>>
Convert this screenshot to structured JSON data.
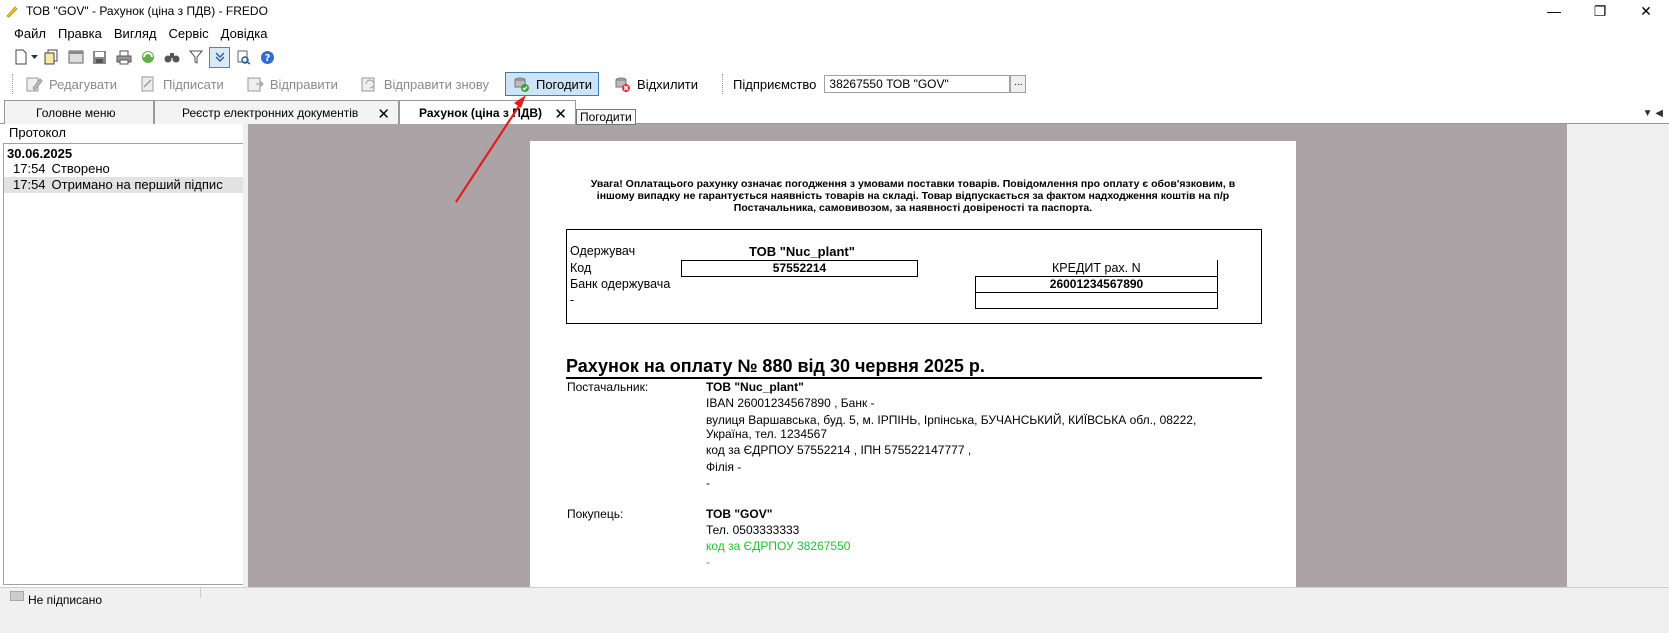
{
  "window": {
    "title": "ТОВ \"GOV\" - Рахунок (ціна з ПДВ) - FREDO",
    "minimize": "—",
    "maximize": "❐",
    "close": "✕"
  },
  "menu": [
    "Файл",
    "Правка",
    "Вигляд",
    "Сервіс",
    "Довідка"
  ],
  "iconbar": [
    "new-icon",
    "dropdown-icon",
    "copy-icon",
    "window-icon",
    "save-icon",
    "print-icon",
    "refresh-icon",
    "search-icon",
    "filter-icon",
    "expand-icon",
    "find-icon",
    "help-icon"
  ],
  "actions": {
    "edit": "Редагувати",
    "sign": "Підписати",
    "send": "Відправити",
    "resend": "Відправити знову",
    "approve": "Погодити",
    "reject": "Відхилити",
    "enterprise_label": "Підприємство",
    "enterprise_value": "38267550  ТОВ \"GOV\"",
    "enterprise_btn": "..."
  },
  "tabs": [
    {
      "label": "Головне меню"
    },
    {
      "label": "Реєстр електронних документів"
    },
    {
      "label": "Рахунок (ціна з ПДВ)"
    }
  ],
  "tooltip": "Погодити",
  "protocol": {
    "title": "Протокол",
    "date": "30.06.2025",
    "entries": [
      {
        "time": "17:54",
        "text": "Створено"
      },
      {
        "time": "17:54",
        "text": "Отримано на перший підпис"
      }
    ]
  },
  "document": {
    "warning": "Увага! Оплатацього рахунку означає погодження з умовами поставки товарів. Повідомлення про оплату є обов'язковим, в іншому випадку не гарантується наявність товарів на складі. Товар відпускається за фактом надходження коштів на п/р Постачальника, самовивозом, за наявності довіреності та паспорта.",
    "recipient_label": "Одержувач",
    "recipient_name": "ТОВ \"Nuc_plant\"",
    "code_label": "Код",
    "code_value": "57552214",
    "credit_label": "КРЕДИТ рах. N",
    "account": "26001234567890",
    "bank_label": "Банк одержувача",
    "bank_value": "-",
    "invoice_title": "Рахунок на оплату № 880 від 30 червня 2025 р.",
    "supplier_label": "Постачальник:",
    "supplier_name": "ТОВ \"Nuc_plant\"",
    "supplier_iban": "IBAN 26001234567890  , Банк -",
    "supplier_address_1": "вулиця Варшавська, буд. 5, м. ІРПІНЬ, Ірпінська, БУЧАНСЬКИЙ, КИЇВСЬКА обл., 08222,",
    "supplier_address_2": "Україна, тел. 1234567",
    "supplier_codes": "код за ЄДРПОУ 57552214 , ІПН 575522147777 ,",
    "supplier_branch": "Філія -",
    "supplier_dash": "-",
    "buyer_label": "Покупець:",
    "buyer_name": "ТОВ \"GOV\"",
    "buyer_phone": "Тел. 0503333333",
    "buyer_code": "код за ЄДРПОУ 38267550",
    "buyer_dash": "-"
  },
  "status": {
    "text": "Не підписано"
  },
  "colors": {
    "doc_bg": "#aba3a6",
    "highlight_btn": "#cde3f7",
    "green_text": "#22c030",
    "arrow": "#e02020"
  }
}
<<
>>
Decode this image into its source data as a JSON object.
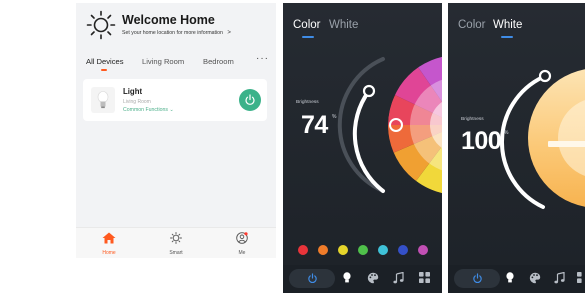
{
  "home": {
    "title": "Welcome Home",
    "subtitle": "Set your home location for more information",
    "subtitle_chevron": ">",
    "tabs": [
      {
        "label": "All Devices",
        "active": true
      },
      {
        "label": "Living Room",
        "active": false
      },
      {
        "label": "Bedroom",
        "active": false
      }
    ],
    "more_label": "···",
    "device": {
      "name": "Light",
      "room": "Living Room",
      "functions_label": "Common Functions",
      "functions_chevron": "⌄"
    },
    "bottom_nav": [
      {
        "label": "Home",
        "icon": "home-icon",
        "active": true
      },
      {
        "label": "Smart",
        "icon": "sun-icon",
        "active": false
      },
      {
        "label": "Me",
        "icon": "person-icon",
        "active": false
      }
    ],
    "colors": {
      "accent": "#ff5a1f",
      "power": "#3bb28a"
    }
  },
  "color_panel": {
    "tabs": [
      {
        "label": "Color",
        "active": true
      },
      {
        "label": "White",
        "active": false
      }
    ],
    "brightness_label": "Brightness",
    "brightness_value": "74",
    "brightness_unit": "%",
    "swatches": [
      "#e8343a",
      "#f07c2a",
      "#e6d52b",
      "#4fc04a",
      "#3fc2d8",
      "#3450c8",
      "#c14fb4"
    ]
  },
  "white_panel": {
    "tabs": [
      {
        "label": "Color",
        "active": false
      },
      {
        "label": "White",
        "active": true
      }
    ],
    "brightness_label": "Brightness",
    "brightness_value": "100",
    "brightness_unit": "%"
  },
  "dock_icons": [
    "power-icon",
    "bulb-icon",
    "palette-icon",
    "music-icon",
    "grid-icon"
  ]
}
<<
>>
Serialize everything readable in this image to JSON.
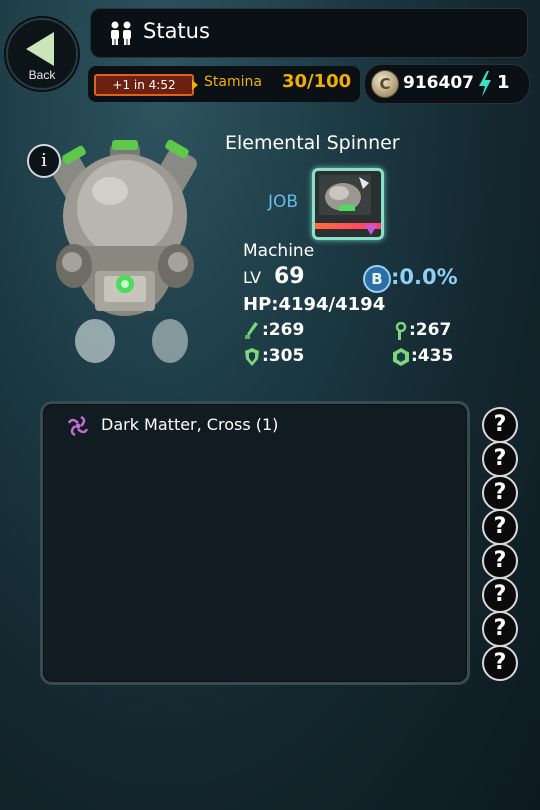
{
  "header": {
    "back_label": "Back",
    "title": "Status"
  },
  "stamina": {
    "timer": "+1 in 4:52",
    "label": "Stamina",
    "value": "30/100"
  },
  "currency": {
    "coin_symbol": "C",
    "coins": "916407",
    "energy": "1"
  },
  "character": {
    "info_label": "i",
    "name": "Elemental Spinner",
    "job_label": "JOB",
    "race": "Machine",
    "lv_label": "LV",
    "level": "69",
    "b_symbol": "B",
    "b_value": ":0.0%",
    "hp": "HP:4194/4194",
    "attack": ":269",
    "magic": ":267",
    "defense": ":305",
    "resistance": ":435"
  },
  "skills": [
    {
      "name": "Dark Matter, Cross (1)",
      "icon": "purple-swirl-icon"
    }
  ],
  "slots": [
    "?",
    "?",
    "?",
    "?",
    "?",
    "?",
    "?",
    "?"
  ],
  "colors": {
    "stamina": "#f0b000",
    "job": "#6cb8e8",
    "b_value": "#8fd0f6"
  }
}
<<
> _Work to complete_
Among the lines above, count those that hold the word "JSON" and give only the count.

> _Response to the task_
3